── Excerpted data

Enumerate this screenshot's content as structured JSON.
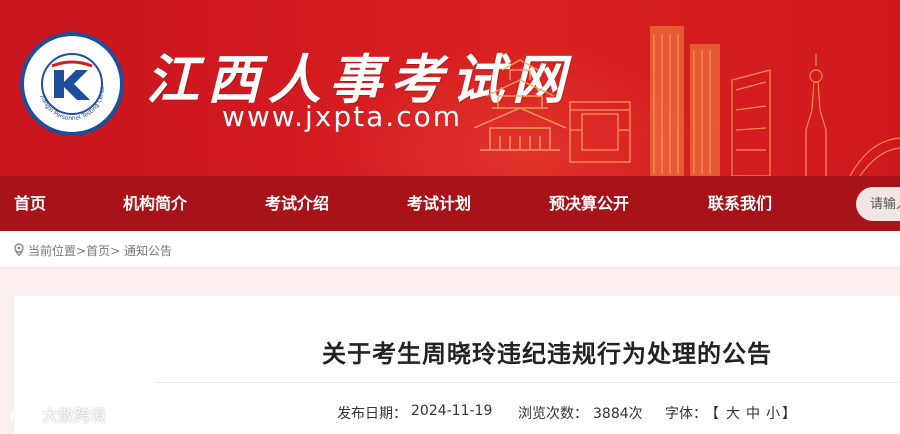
{
  "header": {
    "site_title": "江西人事考试网",
    "site_url": "www.jxpta.com",
    "logo_text": "Jiangxi Personnel Testing Center"
  },
  "nav": {
    "items": [
      {
        "label": "首页"
      },
      {
        "label": "机构简介"
      },
      {
        "label": "考试介绍"
      },
      {
        "label": "考试计划"
      },
      {
        "label": "预决算公开"
      },
      {
        "label": "联系我们"
      }
    ],
    "search_placeholder": "请输入"
  },
  "breadcrumb": {
    "prefix": "当前位置>",
    "home": "首页",
    "sep": ">",
    "current": "通知公告"
  },
  "article": {
    "title": "关于考生周晓玲违纪违规行为处理的公告",
    "publish_label": "发布日期：",
    "publish_date": "2024-11-19",
    "views_label": "浏览次数：",
    "views_count": "3884次",
    "font_label": "字体：",
    "font_open": "【",
    "font_large": "大",
    "font_medium": "中",
    "font_small": "小",
    "font_close": "】"
  },
  "watermark": "大散跨境",
  "colors": {
    "banner_red": "#d51c21",
    "nav_red": "#a8131a",
    "logo_blue": "#1c4f9e",
    "content_bg": "#fbefed"
  }
}
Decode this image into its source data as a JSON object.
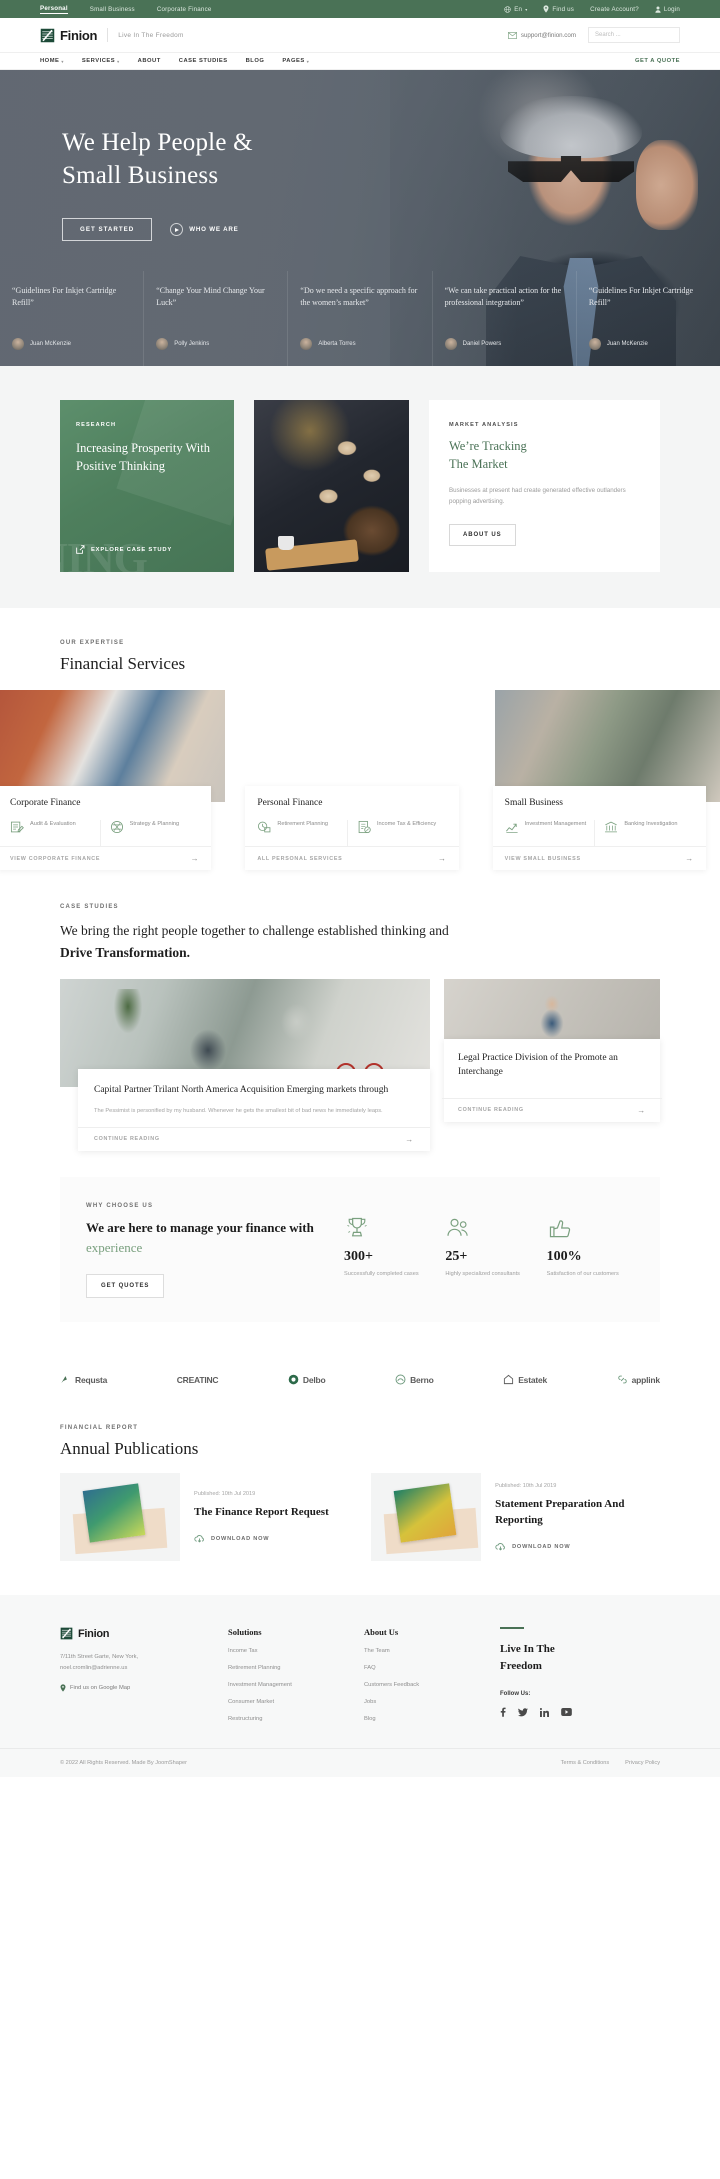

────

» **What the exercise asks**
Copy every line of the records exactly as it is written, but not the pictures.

» **Problem solution**
Enumerate this screenshot's content as structured JSON.
{
  "header": {
    "site_title": "江西人事考试网",
    "site_url": "www.jxpta.com",
    "logo_text": "Jiangxi Personnel Testing Center"
  },
  "nav": {
    "items": [
      {
        "label": "首页"
      },
      {
        "label": "机构简介"
      },
      {
        "label": "考试介绍"
      },
      {
        "label": "考试计划"
      },
      {
        "label": "预决算公开"
      },
      {
        "label": "联系我们"
      }
    ],
    "search_placeholder": "请输入"
  },
  "breadcrumb": {
    "prefix": "当前位置>",
    "home": "首页",
    "sep": ">",
    "current": "通知公告"
  },
  "article": {
    "title": "关于考生周晓玲违纪违规行为处理的公告",
    "publish_label": "发布日期：",
    "publish_date": "2024-11-19",
    "views_label": "浏览次数：",
    "views_count": "3884次",
    "font_label": "字体：",
    "font_open": "【",
    "font_large": "大",
    "font_medium": "中",
    "font_small": "小",
    "font_close": "】"
  },
  "watermark": "大散跨境",
  "colors": {
    "banner_red": "#d51c21",
    "nav_red": "#a8131a",
    "logo_blue": "#1c4f9e",
    "content_bg": "#fbefed"
  }
}
Decode this image into its source data as a JSON object.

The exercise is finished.